ZIMBABWE: New higher education reforms

Zimbabwe's Prime Minister Morgan Tsvangirai has drafted a programme to reform higher education and re-engage with the international community in a move likely to benefit universities after a decade of isolation. But rising anger against exorbitant fees saw students last week assault a polytechnic principal.

Tsvangirai - leader of the former opposition Movement for Democratic Change who formed a government of national unity with long-time autocratic ruler Robert Mugabe in February 2009 - spelt out the new initiative under the government work programme for 2010.

His push came at a time of mounting student disgruntlement over financial obstacles to higher education access and the unity government's failure to deliver higher education reforms to a sector battered by Mugabe's ruinous policies.

Students at Masvingo Polytechnic last week assaulted principal Claver Nyamukapa over the issue of unaffordable fees. These are pegged in US dollars, South African rands and Botswana pulas.

Most people, including students, are struggling to raise foreign currencies that were adopted as legal tender to replace the Zimbabwe dollar when it was rendered unusable by ravaging inflation that at one time reached 2.3 million percent - the world's highest.

In an effort to introduce change in higher education, Tsvangirai, a reformist who is constitutionally charged with implementing government policy, said a new law to develop national qualifications would be in place before the end of this year.

The Zimbabwe Qualifications Authority Bill will "integrate and harmonise qualifications and provide for the development of national qualifications standards", according to the work programme.

Tsvangirai said there would be a programme aimed at engaging Western countries that had imposed targeted sanctions against Mugabe and his inner circle.

Foreign countries, including the US, had provided funds and built institutions of higher learning such as the Belvedere Teacher Training Institute in the capital Harare. But aid to higher education and other areas was frozen several years ago in protest against human rights abuses perpetrated by Mugabe's government.

International companies also declined to deal with universities in Zimbabwe. America's Microsoft Corporation stopped support for Africa University while ETAP Enterprise Solutions last year declined to supply Chinhoyi University of Technology with electrical solutions software.

Tsvangirai's work programme proposed specific actions to promote the re-engagement of foreign countries.

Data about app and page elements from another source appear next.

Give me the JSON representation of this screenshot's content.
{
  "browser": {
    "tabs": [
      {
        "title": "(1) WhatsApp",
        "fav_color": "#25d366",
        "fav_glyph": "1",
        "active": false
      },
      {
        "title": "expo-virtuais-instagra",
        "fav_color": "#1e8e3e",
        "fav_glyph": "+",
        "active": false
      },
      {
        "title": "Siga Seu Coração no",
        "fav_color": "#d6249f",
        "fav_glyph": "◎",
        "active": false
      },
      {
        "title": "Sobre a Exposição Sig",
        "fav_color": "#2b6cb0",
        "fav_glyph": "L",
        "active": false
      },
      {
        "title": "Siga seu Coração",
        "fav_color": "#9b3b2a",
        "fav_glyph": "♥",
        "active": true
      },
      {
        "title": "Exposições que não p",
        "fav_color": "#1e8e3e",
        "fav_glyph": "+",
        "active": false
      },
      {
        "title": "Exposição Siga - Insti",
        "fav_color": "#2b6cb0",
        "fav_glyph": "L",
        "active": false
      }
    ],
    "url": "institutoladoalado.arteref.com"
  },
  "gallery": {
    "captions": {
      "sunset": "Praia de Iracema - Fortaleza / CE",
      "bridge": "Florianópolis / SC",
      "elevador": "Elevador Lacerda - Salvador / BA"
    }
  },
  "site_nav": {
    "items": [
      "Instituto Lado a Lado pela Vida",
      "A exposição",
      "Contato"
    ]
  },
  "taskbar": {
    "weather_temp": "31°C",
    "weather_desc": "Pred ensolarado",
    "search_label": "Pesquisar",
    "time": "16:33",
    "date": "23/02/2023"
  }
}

Earlier this year, while maintaining targeted sanctions, the European Union heeded Tsvangirai's recommendation to remove some state firms from its embargo list. But it remains to be seen whether - and when - higher education might benefit from the latest initiative.

While it is a commendable effort by the Government of Zimbabwe to reform higher education in the country, special attention should be paid to the quality of education visa a vis the reforms.